Things on the homefront continue on as normal. Josh's mom and dad are in town for the holiday weekend. We will be cooking out with friends tomorrow here at the house. Josh and I have always loved entertaining, and that has not changed since the accident. We are looking forward to it.
So, today I was posed an interesting question that I seem to encounter very regularly. When other mothers see you out and about with a child or children, you are often asked how many children you have. After almost three years, I still do not have a great answer for that one. I have read of many mothers who have no problem with answering. Some answer with the number of children they have living, others just say the total number. Me, I'm a total number girl. The only problem is- sometimes the conversation continues to how old are they? Hmmm.. this one always gets me a bit nervous cause I realize this could lead into an uncomfortable conversation. I have even met one that says she has "two that walk and one that flies." I am not really comfortable with this answer. I'm still at the point where I usually say 4 unless I figure we may have time for the converstation to continue.
Just 3 weeks after Ava died, we went to some friends for dinner. They had some neighbors stop by to see our friend's new baby girl. When they were leaving they asked how many children we had and Josh replied two. I thought I was going to puke and punch him at the same time. I felt like we were not acknowledging who she is in our lives. Now, after almost 3 years, I find myself doing the same thing at times.
I remember reading somewhere that losing your parents is like losing your past, but losing your child is like losing your future. This really captures how I felt soon after we lost Ava. It left so many questions in my mind, what were we going to do now, would we move back to the home where she died, would our kids remember their little sister (I now see this is my responsibility)? How was I going to continue on living and still be a mom who functioned for the rest of the kids. I didn't want my kids to look back at this time and think, "this is when we lost my mom, not just my sister." I still desired for my kids to have a happy childhood. I wanted my kids to be able to look back and see how present the Lord was through this ordeal, how he continued to be faithful to us even when we couldn't see it through our sorrow.
I realize now how differently Josh and I reacted to Ava's death emotionally. This was addressed while we went to see an amazing Christian counselor for a few months. There were so many feelings hurt, so many things we wished we could have done different, but the past was over and we couldn't change them. But we could change how we started hadling the future. We realized it seemed a little screwed up, but if we wanted to continue our friendships with those who had fallen off the map, it was us who were going to have to make the effort. I really balked at this idea and then realized I was just being totally selfish. Just because I lost a child did not give me permission to become self-involved.
Josh and I made a promise to each other, less than 8 hours after Ava died, that we would talk to each other. There were so many horrible things running through my mind that I would never have admitted out loud. Josh started by saying something that I couldn't believe he would admit and it opened up a huge door of communication for us. I remember admitting to thoughts that I couldn't believe I had, but I did.
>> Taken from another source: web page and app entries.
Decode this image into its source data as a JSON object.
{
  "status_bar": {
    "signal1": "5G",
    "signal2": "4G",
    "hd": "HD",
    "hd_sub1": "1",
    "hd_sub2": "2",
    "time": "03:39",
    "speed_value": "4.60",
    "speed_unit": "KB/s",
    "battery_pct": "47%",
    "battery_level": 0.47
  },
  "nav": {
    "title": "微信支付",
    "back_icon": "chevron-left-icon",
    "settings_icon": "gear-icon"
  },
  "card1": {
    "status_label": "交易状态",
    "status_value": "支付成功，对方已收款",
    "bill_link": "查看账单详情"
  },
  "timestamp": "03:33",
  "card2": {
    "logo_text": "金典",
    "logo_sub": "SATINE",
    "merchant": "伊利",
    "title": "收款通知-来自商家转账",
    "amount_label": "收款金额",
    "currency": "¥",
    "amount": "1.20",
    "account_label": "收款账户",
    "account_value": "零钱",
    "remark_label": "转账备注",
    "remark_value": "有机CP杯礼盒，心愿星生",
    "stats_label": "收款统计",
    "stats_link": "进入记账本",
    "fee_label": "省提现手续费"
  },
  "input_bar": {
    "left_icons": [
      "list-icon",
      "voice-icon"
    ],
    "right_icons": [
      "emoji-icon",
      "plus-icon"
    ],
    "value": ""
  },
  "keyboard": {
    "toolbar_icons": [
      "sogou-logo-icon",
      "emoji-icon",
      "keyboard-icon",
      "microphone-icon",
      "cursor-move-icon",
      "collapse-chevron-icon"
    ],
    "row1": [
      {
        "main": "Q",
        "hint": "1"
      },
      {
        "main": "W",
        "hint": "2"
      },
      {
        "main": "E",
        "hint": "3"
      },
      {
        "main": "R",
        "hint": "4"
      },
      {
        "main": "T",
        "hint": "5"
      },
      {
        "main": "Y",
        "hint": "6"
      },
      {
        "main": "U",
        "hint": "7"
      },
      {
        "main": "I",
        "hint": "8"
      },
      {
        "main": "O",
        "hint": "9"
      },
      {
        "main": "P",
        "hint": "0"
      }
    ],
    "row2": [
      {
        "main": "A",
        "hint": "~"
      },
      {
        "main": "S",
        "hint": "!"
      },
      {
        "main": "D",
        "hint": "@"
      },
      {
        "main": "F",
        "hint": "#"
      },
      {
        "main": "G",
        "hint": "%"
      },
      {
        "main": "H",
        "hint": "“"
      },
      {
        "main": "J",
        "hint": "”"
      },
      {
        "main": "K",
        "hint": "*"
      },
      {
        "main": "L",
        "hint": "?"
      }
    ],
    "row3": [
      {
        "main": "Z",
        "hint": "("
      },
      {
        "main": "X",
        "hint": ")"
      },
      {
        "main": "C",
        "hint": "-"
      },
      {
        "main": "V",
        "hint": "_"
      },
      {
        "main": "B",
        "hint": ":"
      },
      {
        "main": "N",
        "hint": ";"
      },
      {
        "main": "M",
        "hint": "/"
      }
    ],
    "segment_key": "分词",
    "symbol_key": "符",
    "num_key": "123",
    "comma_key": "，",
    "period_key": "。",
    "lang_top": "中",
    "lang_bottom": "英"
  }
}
One other thing we said from the start was we were going to cling to God, knowing he had a plan- even if we couldn't see it. I knew I was not going to like his plan, I never would, but I have never doubted that God knows better than I do. Yes, I still want Ava back into our family, but this is not possible during our Earthly life. I believe, 100%, that we will again be reunited with her. This life is just a blink of an eye, I will have plently of time to enjoy her come heaven.